Hire Pantsula Dancers
Pantsula dance emerged in the 1950s and 1960s as a response to the forced removals implemented by the Apartheid government, shortly after its ascent to power. It began in Alexandra and Sophiatown, two townships around Johannesburg, as groups of older men engaged in informal street dance competitions. Gradually the dance form spread throughout South Africa. By the 1980s, pantsula was practiced by black South Africans of all ages and no longer limited to men. It began to develop more political overtones. Pantsula was used as an expression of resistance during the political struggle then occurring against the Apartheid government, as well as being used to spread awareness about social issues such as AIDS. After the end of Apartheid in 1994, pantsula persisted as an expression of cultural roots for many black South Africans.

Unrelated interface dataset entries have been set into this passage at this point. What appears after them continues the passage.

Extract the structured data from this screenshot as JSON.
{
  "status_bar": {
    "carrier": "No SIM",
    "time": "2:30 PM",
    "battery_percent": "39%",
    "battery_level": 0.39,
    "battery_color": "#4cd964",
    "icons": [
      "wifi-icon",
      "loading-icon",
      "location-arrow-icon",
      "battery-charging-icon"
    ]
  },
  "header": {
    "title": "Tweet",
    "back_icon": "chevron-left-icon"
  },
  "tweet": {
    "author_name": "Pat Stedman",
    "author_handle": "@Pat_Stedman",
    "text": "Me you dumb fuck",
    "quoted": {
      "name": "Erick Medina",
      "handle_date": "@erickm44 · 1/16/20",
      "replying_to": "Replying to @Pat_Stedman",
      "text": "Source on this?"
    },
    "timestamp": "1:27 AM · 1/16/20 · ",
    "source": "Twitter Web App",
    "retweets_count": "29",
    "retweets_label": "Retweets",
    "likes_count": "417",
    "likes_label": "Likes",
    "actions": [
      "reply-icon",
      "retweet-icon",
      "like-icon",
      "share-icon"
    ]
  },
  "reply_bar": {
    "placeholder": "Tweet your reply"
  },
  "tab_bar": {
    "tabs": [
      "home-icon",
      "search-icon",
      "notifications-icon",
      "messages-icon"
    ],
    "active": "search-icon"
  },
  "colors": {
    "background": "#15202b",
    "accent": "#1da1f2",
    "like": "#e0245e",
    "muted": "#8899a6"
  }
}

It also gained popularity in the white community of South Africa and has begun to take on new meanings as a dance form for all.